When questioned by reporters about endorsing Trump’s campaign, McCarthy responded by saying, “You guys are crazy.” In June of this year, McCarthy stated that he did not know if Trump was the strongest candidate for the Republican Party in the upcoming election. However, McCarthy has now reversed his stance and expressed that Trump is stronger today than he was in 2016.
According to Politico, many members of McCarthy’s party have already backed Trump, but there are still a significant number of Republicans who are avoiding openly supporting the former president in the GOP primary. This group includes swing-seat lawmakers who are concerned that embracing Trump could harm their chances of electoral success. Additionally, allies of Trump’s rivals, such as Ron DeSantis and Doug Burgum, are also distancing themselves from the former president.

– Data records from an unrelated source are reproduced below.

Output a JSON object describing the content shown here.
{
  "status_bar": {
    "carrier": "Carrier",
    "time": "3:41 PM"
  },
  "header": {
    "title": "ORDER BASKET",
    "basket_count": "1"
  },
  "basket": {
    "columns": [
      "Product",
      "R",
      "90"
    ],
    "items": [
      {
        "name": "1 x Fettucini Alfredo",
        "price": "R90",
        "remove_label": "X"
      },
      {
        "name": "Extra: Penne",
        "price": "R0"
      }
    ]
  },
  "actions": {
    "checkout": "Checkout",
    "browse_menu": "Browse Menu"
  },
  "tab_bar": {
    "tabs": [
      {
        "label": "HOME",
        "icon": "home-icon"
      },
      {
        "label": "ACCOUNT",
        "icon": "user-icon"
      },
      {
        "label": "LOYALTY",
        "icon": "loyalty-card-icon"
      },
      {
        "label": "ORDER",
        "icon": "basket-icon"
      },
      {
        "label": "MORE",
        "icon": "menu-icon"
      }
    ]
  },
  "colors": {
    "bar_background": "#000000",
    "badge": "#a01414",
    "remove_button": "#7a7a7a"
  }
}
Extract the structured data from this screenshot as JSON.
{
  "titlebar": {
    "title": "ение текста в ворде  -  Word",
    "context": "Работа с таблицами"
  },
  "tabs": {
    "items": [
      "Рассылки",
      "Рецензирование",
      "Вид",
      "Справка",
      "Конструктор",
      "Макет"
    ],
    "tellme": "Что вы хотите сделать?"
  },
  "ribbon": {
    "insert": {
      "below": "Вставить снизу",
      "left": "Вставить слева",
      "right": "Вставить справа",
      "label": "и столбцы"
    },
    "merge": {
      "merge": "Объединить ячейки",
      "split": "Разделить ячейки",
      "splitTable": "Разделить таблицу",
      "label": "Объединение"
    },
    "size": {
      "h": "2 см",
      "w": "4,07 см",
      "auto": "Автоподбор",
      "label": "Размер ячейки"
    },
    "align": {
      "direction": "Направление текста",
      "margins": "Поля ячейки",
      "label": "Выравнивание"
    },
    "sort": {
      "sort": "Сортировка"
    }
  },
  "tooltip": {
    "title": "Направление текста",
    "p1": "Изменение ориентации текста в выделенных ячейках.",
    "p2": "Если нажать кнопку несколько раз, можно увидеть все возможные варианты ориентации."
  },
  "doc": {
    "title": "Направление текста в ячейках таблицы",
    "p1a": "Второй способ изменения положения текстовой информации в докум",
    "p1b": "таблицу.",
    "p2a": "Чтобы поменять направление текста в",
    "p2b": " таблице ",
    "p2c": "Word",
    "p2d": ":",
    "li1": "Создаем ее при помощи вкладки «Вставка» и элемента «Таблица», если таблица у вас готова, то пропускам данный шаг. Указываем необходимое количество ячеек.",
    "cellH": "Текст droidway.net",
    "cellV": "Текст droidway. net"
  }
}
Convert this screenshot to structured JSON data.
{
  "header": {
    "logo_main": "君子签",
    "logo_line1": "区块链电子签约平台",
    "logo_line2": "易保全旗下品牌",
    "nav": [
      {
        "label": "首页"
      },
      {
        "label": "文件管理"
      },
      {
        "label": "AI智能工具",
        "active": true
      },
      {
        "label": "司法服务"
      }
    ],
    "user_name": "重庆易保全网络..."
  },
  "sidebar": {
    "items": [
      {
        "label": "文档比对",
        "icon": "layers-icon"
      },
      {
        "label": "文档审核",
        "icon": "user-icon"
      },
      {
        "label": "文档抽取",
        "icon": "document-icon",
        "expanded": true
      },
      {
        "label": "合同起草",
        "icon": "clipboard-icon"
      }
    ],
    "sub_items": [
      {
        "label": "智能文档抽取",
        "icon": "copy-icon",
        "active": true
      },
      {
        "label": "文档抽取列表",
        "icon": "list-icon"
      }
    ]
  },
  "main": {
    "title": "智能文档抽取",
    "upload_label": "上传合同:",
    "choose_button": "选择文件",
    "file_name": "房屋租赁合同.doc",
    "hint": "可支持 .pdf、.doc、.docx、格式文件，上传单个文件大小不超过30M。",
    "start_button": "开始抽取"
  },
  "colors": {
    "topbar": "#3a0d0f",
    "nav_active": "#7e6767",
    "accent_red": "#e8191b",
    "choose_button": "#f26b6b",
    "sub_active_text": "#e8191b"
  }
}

While McCarthy risks alienating Trump by remaining on the sidelines, he is providing political cover for his vulnerable members who fear the potential consequences of endorsing Trump. However, the pressure on McCarthy to choose sides will likely increase throughout the summer as Trump secures support among House GOP members. Questions are emerging about why McCarthy is not fully embracing Trump, considering the former president’s contributions to McCarthy’s rise to the speakership.
One anonymous House conservative explained that endorsing Trump might worsen the situation for McCarthy and the divided conference. This conservative suggested that if Trump is the Republican nominee, there is a high possibility of losing the House in the next election. This outcome would likely result in McCarthy losing his position as minority leader.
The delicate position in which McCarthy finds himself is further complicated by his small majority in the House, where a few disgruntled members could force a vote to remove him at any time. Additionally, McCarthy faces a challenging task of retaining the House in 2024, particularly if Trump, who has been indicted twice, becomes the nominee.
Steve Bannon, a prominent figure in Trump’s administration, criticized McCarthy’s decision, attributing it not to moderate members but to the influence of donors and establishment leadership within the Republican Party. Bannon argued that McCarthy’s refusal to endorse Trump is a result of the sway that donors have over party politics.
In light of this recent development, it remains to be seen how McCarthy’s decision not to endorse Trump will impact the dynamics within the House GOP as the primary battle unfolds. McCarthy’s commitment to appeasing both his party members and potential donors may prove challenging, especially as the 2024 election draws nearer.